By Marc Kodack
The U.S. Geological Survey recently released a report that assessed “the influence of future climate change and sea level rise on freshwater resources (surface-water and groundwater) of Guam.” These changes have serious implications for the local population, as well as for Department of Defense installations including Naval Base Guam and Andersen Air Force Base. The work was funded by the DoD’s Strategic Environmental Research and Development Program. (more…)
By Marc Kodack
Ensuring sufficient potable water supplies are available for its military and humanitarian operations, the U.S. Department of Defense (DoD) will be challenged to meet these potable water needs as climate change and its effects on water supply are felt around the world. To help address this, DoD awarded a grant to California State University, Monterrey Bay to test the efficiencies of capturing water, via mesh-based devices, from “fog events” along coastal California. The grant was from DoD’s Research and Education Program for Historically Black Colleges and Universities and the Minority-Serving Institutions. A mesh device produces potable water that can be used by people and for irrigation. The research will also “expand knowledge about the generation and dissipation of fog” using existing droplet measuring technology.
For years, security service recruitment has masked climate instability in rural Jordan. Now that strategy is breaking down and no one knows what will take its place.
In the desert villages of south Jordan, the security services dominate. They run many of the schools. They maintain the roads, water infrastructure, and bridges. Crucially, they also employ most of the men.
Roughly 70% of those in full time employment in rural stretches of the southern governorates are in the army, civil defense, or intelligence corps, according to CCS research conducted in about 20 villages, a figure that rises to around 90% in some of the most distant, isolated communities. Most of the other residents are dependent on soldiers’ spending. Such is the security services’ outsized role that many districts have practically been emptied of young and middle-aged men. “It’s only when the soldiers are back home that this feels anything like a village,” said one farmer in the far southern Aqaba governorate. (more…)
By Collin Douglas, Center for Climate & Security Research Fellow
The civil war in Yemen has old origins, but the recent violence can be traced back to the Arab Spring of 2011, and protests in Yemen over unemployment, corruption, and general dissatisfaction with President Ali Abdullah Saleh.[i] On the surface, the civil war seems to be a politically-motivated competition for power among many actors with varying motives. However, underneath the obvious political and societal tensions, there lies a more basic tension: water. (more…)
By Lieutenant Commander Oliver-Leighton Barrett, United States Navy (Retired)
Senior Research Fellow, The Center for Climate and Security
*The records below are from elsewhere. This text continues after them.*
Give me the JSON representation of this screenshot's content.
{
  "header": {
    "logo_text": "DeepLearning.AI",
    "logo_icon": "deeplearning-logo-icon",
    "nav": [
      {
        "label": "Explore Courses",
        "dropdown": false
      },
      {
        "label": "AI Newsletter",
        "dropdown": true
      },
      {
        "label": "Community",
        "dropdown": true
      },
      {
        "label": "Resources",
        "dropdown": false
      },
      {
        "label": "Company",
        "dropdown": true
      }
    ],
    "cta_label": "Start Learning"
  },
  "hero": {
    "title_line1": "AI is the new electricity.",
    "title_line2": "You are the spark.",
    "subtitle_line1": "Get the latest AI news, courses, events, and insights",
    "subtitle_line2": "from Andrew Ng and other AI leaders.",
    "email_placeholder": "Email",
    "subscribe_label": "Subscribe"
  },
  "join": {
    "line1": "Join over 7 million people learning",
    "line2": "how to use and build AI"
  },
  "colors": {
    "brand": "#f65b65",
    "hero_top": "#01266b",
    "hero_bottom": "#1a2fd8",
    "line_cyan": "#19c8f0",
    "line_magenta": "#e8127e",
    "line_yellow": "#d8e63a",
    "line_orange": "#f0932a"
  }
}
A convergence zone is defined as a location where two or more forces meet – characteristically marked by some form of turmoil. São Paulo, Brazil, home to over 20.1 million people, capital of the world’s 6th largest economy, and one of the most populous cities in the Americas, finds itself in the middle of a convergence zone increasingly being intensified by environmental variability. Brazil’s epic drought (now in its third year) is lamentably one of the most under-reported and least appreciated human security stories this year, but there are crucial insights to be learned from Brazil’s experience. These insights point to a need for policy making that is informed by a more nuanced understanding of the multi-dimensional impacts of climate change on human security and political stability, especially in cities across the Americas. (more…)